[What the exercise asks]
From the listing below, extract each line containing the string "quis".

==== Task data ====

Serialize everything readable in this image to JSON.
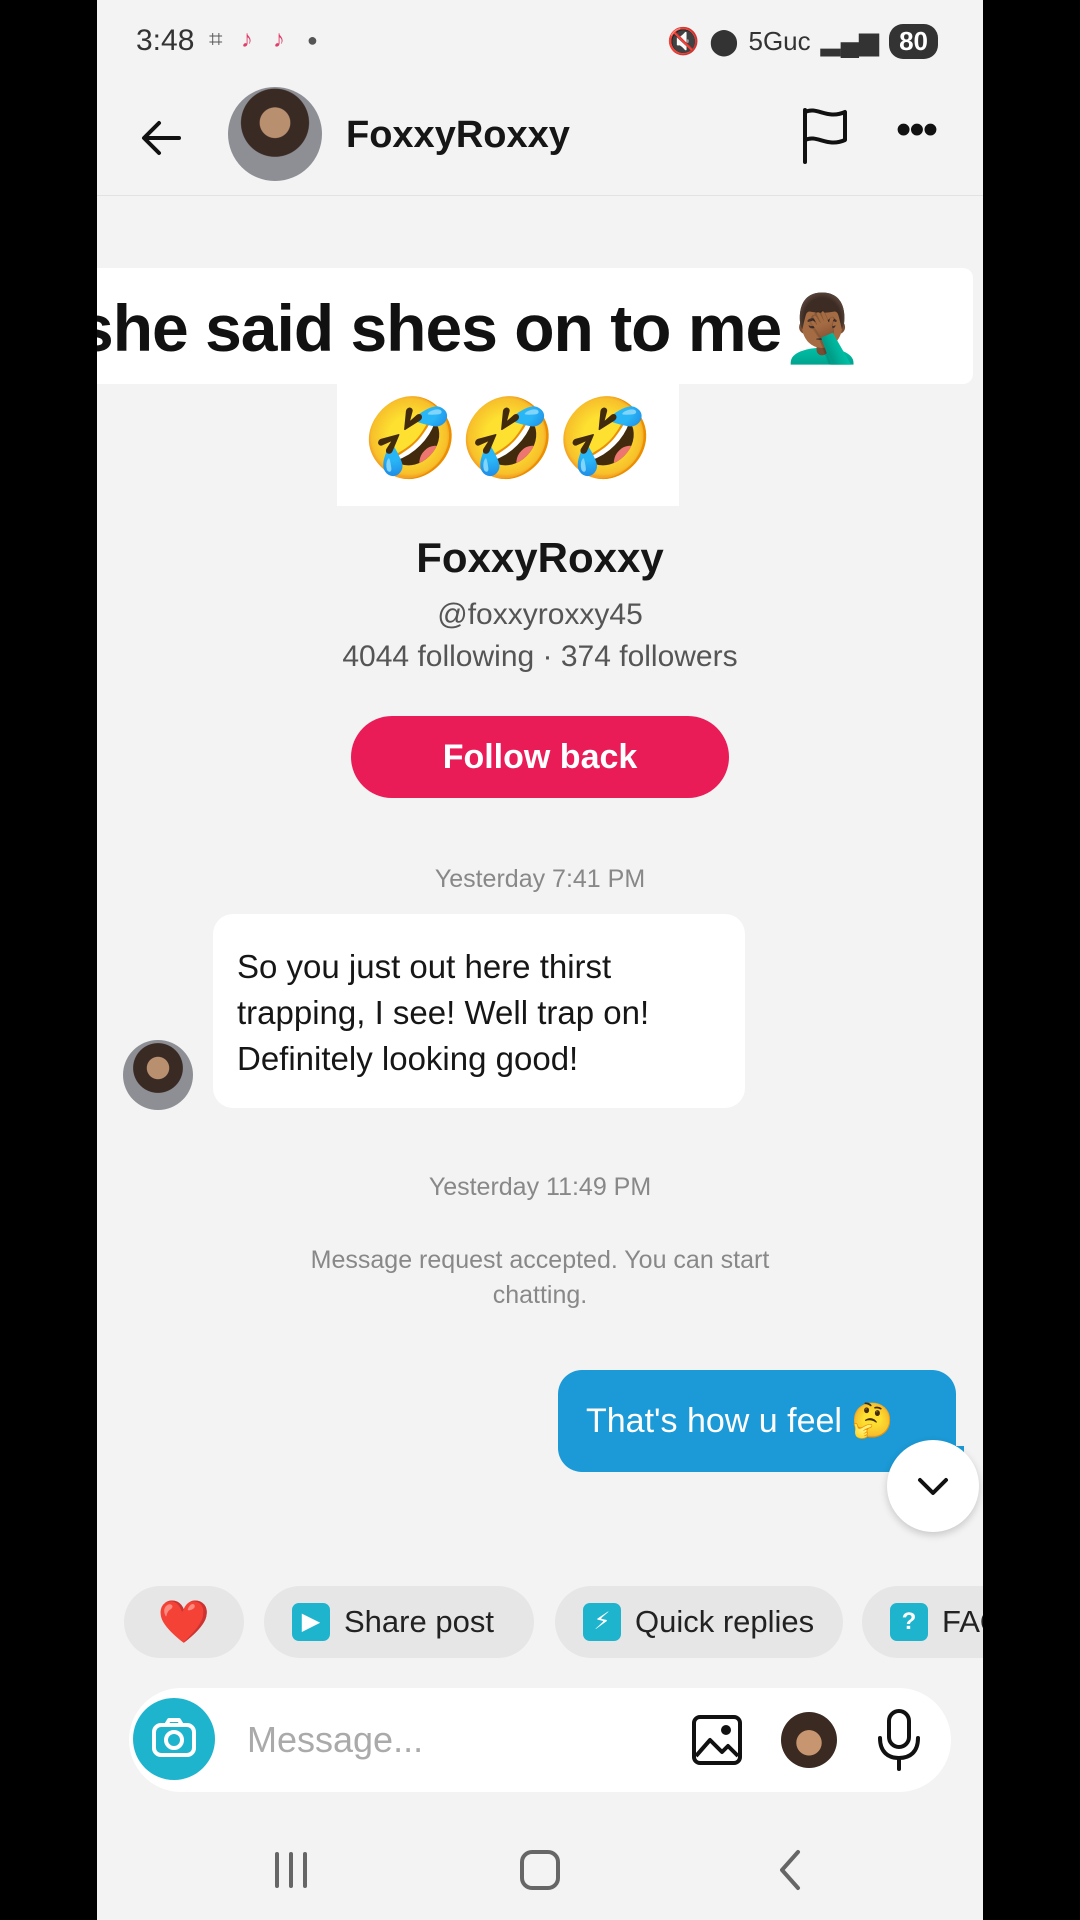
{
  "status_bar": {
    "time": "3:48",
    "left_icons": [
      "screenshot-icon",
      "tiktok-icon",
      "tiktok-icon",
      "dot-icon"
    ],
    "network": "5Guc",
    "battery": "80"
  },
  "header": {
    "name": "FoxxyRoxxy",
    "icons": [
      "back-arrow-icon",
      "flag-icon",
      "more-icon"
    ]
  },
  "caption": {
    "text": "she said shes on to me🤦🏾‍♂️",
    "emojis": "🤣🤣🤣"
  },
  "profile": {
    "name": "FoxxyRoxxy",
    "handle": "@foxxyroxxy45",
    "stats": "4044 following · 374 followers",
    "follow_button": "Follow back"
  },
  "messages": {
    "timestamp_1": "Yesterday 7:41 PM",
    "incoming_text": "So you just out here thirst trapping, I see! Well trap on! Definitely looking good!",
    "timestamp_2": "Yesterday 11:49 PM",
    "system_notice": "Message request accepted. You can start chatting.",
    "outgoing_text": "That's how u feel 🤔",
    "seen_fragment": "n"
  },
  "chips": {
    "heart": "❤️",
    "share_post": "Share post",
    "quick_replies": "Quick replies",
    "faq": "FAQ",
    "faq_icon": "?"
  },
  "input": {
    "placeholder": "Message..."
  },
  "colors": {
    "accent_pink": "#ea1c57",
    "bubble_blue": "#1b9ad7",
    "teal": "#1fb4ce"
  }
}
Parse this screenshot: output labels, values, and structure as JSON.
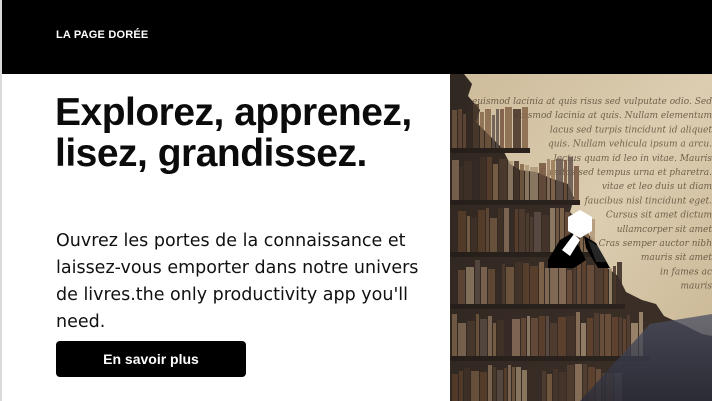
{
  "header": {
    "brand": "LA PAGE DORÉE"
  },
  "hero": {
    "headline": "Explorez, apprenez, lisez, grandissez.",
    "subtext": "Ouvrez les portes de la connaissance et laissez-vous emporter dans notre univers de livres.the only productivity app you'll need.",
    "cta_label": "En savoir plus"
  },
  "image": {
    "manuscript_lines": [
      "euismod lacinia at quis risus sed vulputate odio. Sed",
      "euismod lacinia at quis. Nullam elementum",
      "lacus sed turpis tincidunt id aliquet",
      "quis. Nullam vehicula ipsum a arcu.",
      "lectus quam id leo in vitae. Mauris",
      "Egestas sed tempus urna et pharetra.",
      "vitae et leo duis ut diam",
      "faucibus nisl tincidunt eget.",
      "Cursus sit amet dictum",
      "ullamcorper sit amet",
      "Cras semper auctor nibh",
      "mauris sit amet",
      "in fames ac",
      "mauris"
    ]
  },
  "colors": {
    "topbar": "#000000",
    "button": "#000000",
    "text": "#0b0b0b",
    "paper": "#d8c9ad"
  },
  "icons": {
    "logo": "abstract-hexagon-logo"
  }
}
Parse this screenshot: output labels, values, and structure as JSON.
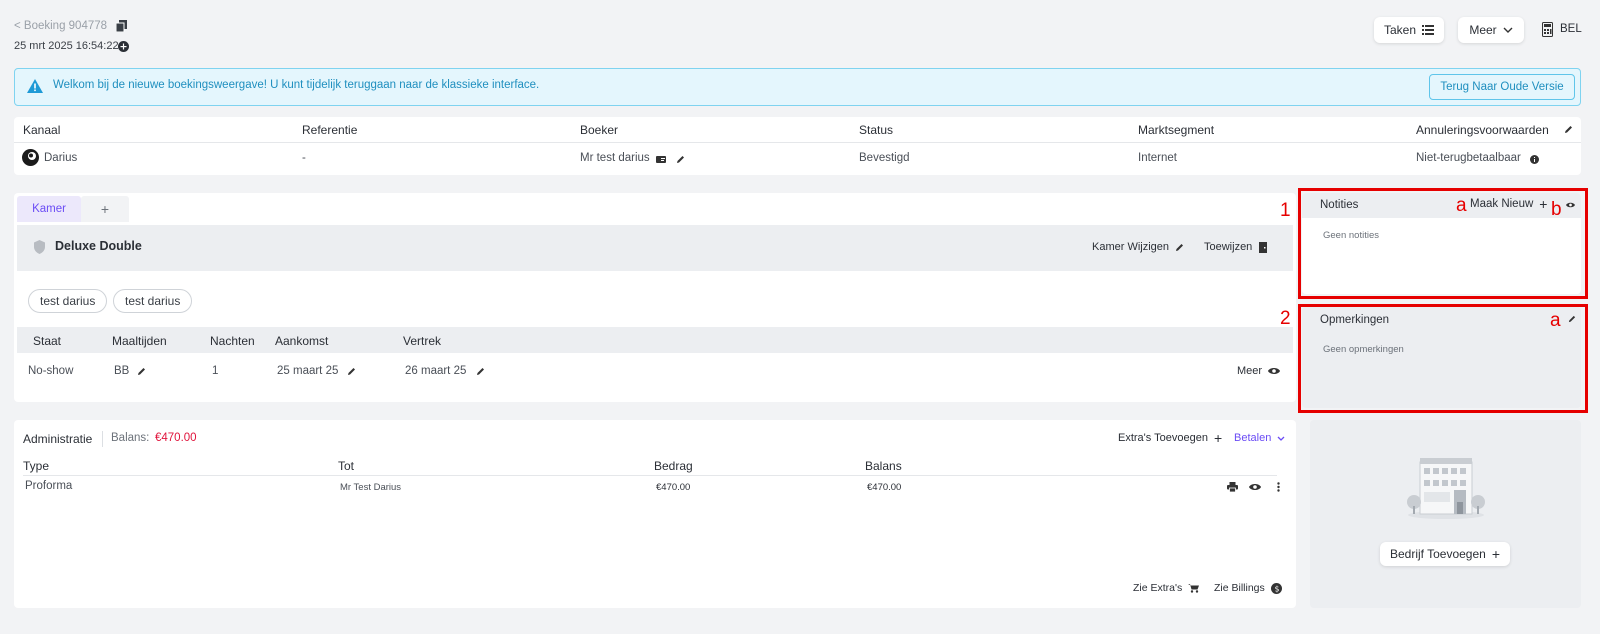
{
  "header": {
    "back_link": "< Boeking 904778",
    "datetime": "25 mrt 2025 16:54:22",
    "taken_label": "Taken",
    "meer_label": "Meer",
    "bel_label": "BEL"
  },
  "banner": {
    "message": "Welkom bij de nieuwe boekingsweergave! U kunt tijdelijk teruggaan naar de klassieke interface.",
    "button_label": "Terug Naar Oude Versie"
  },
  "booking_info": {
    "headers": [
      "Kanaal",
      "Referentie",
      "Boeker",
      "Status",
      "Marktsegment",
      "Annuleringsvoorwaarden"
    ],
    "values": [
      "Darius",
      "-",
      "Mr test darius",
      "Bevestigd",
      "Internet",
      "Niet-terugbetaalbaar"
    ]
  },
  "room": {
    "tab_label": "Kamer",
    "tab_add": "+",
    "room_name": "Deluxe Double",
    "change_label": "Kamer Wijzigen",
    "assign_label": "Toewijzen",
    "guests": [
      "test darius",
      "test darius"
    ],
    "table_headers": [
      "Staat",
      "Maaltijden",
      "Nachten",
      "Aankomst",
      "Vertrek"
    ],
    "row": {
      "staat": "No-show",
      "maaltijden": "BB",
      "nachten": "1",
      "aankomst": "25 maart 25",
      "vertrek": "26 maart 25",
      "meer": "Meer"
    }
  },
  "administration": {
    "title": "Administratie",
    "balance_label": "Balans:",
    "balance_value": "€470.00",
    "extras_label": "Extra's Toevoegen",
    "pay_label": "Betalen",
    "headers": [
      "Type",
      "Tot",
      "Bedrag",
      "Balans"
    ],
    "rows": [
      {
        "type": "Proforma",
        "tot": "Mr Test Darius",
        "bedrag": "€470.00",
        "balans": "€470.00"
      }
    ],
    "see_extras": "Zie Extra's",
    "see_billings": "Zie Billings"
  },
  "notes": {
    "title": "Notities",
    "new_label": "Maak Nieuw",
    "empty": "Geen notities"
  },
  "remarks": {
    "title": "Opmerkingen",
    "empty": "Geen opmerkingen"
  },
  "company": {
    "add_label": "Bedrijf Toevoegen"
  },
  "annotations": {
    "n1": "1",
    "n2": "2",
    "a1": "a",
    "b1": "b",
    "a2": "a"
  },
  "colors": {
    "accent": "#6b4cf5",
    "banner_bg": "#e4f6fd",
    "banner_border": "#7fd3f0",
    "banner_text": "#1f8fbf",
    "balance_red": "#e0143c",
    "annotation_red": "#e60000"
  }
}
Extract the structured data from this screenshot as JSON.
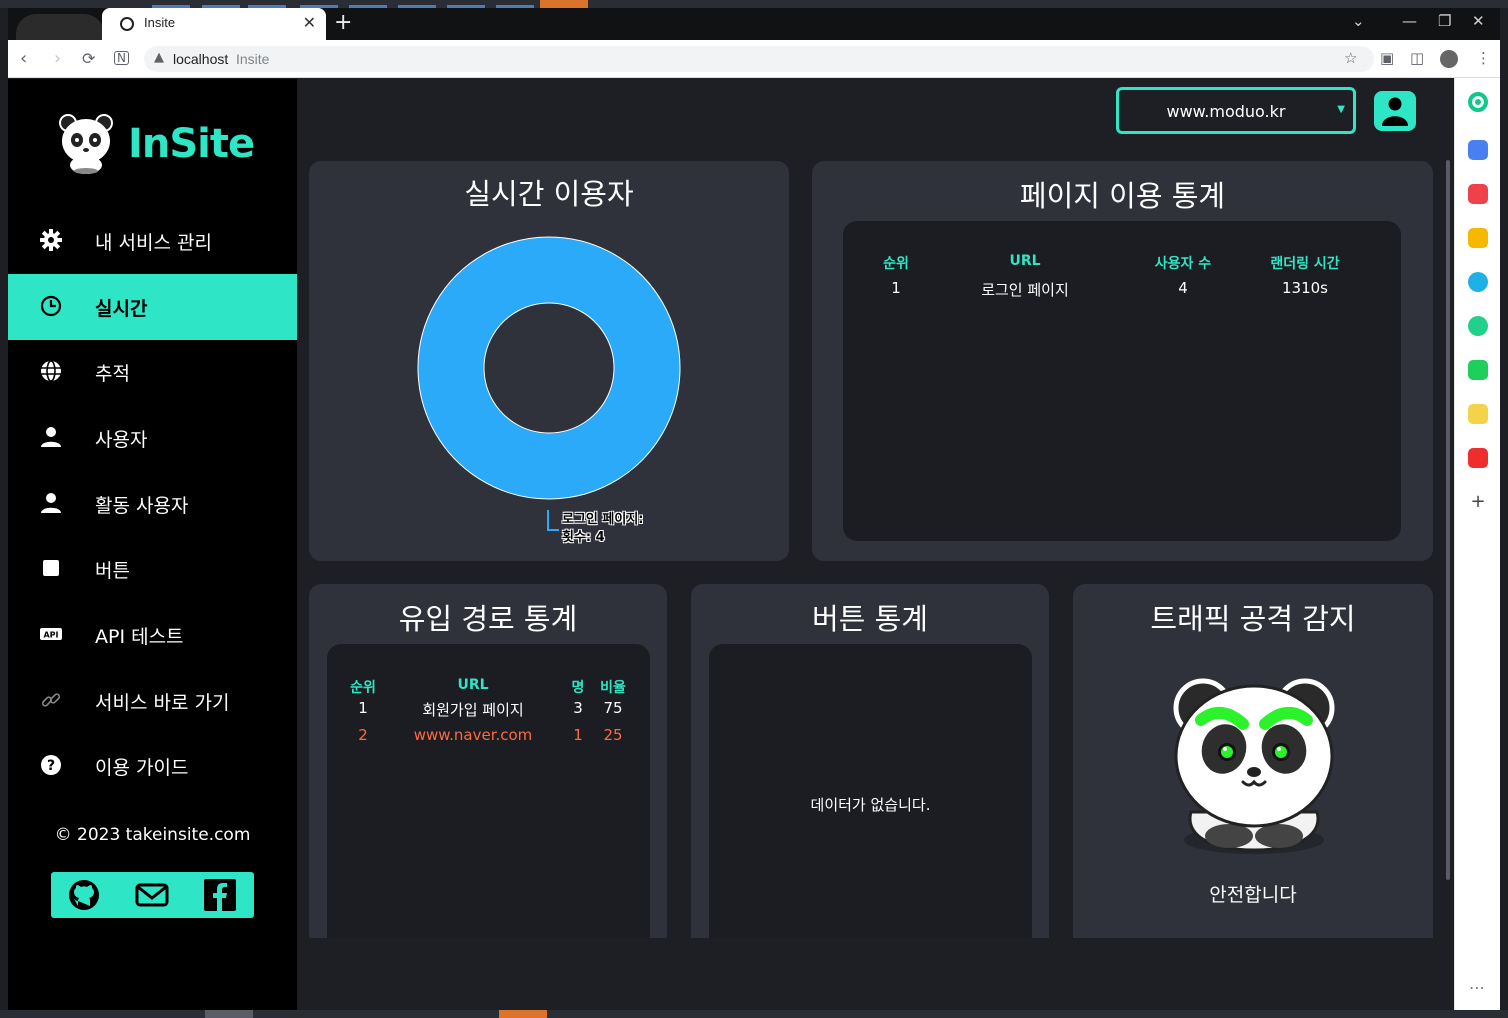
{
  "browser": {
    "tab_title": "Insite",
    "tab_close": "✕",
    "new_tab": "+",
    "url_host": "localhost",
    "url_path": "Insite",
    "window_controls": [
      "⌄",
      "—",
      "❐",
      "✕"
    ]
  },
  "sidebar": {
    "brand": "InSite",
    "items": [
      {
        "label": "내 서비스 관리",
        "icon": "gear-icon"
      },
      {
        "label": "실시간",
        "icon": "clock-icon",
        "active": true
      },
      {
        "label": "추적",
        "icon": "globe-icon"
      },
      {
        "label": "사용자",
        "icon": "user-icon"
      },
      {
        "label": "활동 사용자",
        "icon": "user-icon"
      },
      {
        "label": "버튼",
        "icon": "square-icon"
      },
      {
        "label": "API 테스트",
        "icon": "api-icon"
      },
      {
        "label": "서비스 바로 가기",
        "icon": "link-icon"
      },
      {
        "label": "이용 가이드",
        "icon": "help-icon"
      }
    ],
    "copyright": "© 2023 takeinsite.com",
    "social": [
      "github-icon",
      "mail-icon",
      "facebook-icon"
    ]
  },
  "header": {
    "site_select_value": "www.moduo.kr",
    "site_select_arrow": "▼"
  },
  "realtime": {
    "title": "실시간 이용자",
    "tooltip_line1": "로그인 페이지:",
    "tooltip_line2": "횟수: 4"
  },
  "chart_data": {
    "type": "pie",
    "categories": [
      "로그인 페이지"
    ],
    "values": [
      4
    ],
    "colors": [
      "#2aaaf9"
    ]
  },
  "page_stats": {
    "title": "페이지 이용 통계",
    "headers": [
      "순위",
      "URL",
      "사용자 수",
      "랜더링 시간"
    ],
    "rows": [
      [
        "1",
        "로그인 페이지",
        "4",
        "1310s"
      ]
    ]
  },
  "referrer_stats": {
    "title": "유입 경로 통계",
    "headers": [
      "순위",
      "URL",
      "명",
      "비율"
    ],
    "rows": [
      [
        "1",
        "회원가입 페이지",
        "3",
        "75"
      ],
      [
        "2",
        "www.naver.com",
        "1",
        "25"
      ]
    ]
  },
  "button_stats": {
    "title": "버튼 통계",
    "empty_message": "데이터가 없습니다."
  },
  "traffic": {
    "title": "트래픽 공격 감지",
    "status": "안전합니다"
  },
  "colors": {
    "accent": "#2ee6c6",
    "highlight_row": "#ff6a3d",
    "donut": "#2aaaf9"
  }
}
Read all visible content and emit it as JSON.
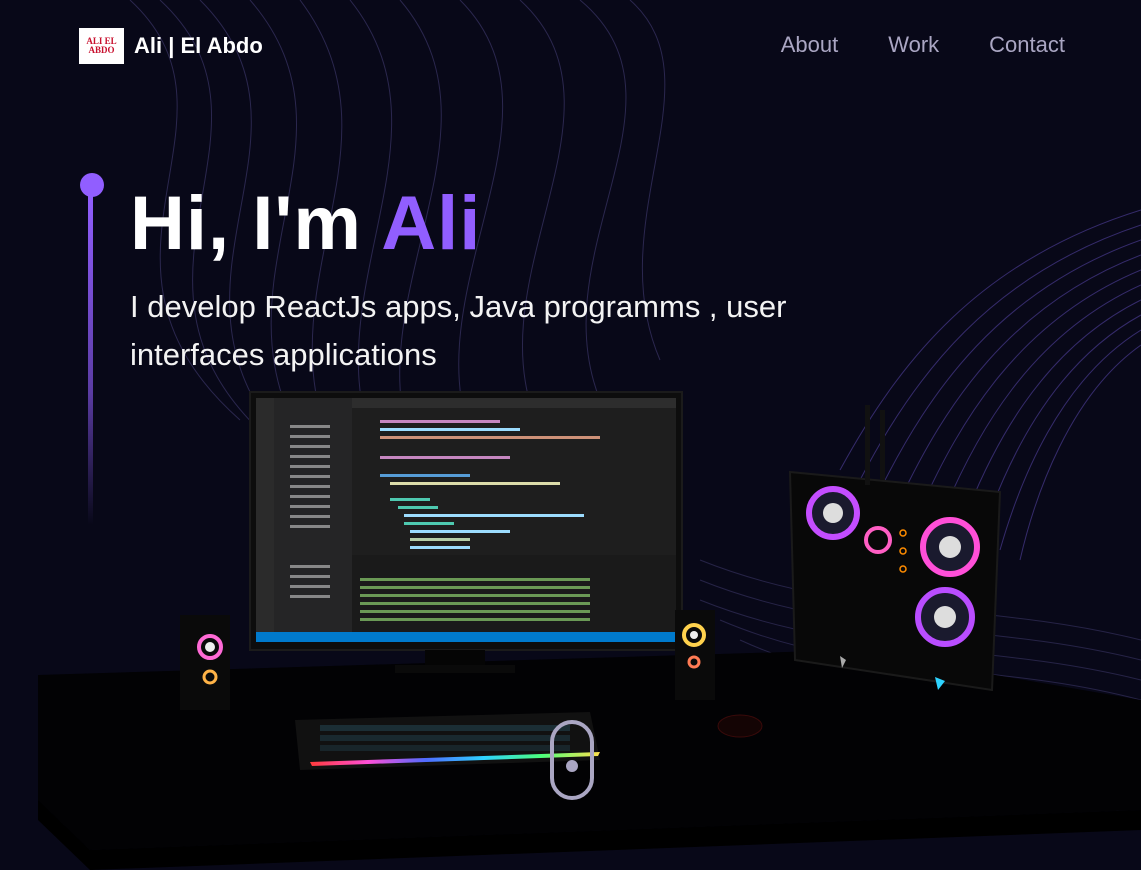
{
  "nav": {
    "logo_line1": "ALI EL",
    "logo_line2": "ABDO",
    "brand_first": "Ali",
    "brand_rest": " | El Abdo",
    "links": [
      {
        "label": "About"
      },
      {
        "label": "Work"
      },
      {
        "label": "Contact"
      }
    ]
  },
  "hero": {
    "greeting": "Hi, I'm ",
    "name": "Ali",
    "subtitle": "I develop ReactJs apps, Java programms , user interfaces applications"
  },
  "colors": {
    "accent": "#915eff",
    "background": "#080818",
    "nav_link": "#aaa6c3"
  },
  "scene": {
    "description_icons": [
      "desk-scene",
      "monitor",
      "keyboard",
      "pc-tower",
      "speaker"
    ]
  }
}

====

[Result for this exercise]
      "euismod lacinia at quis risus sed vulputate odio. Sed",
      "euismod lacinia at quis. Nullam elementum",
      "quis. Nullam vehicula ipsum a arcu.",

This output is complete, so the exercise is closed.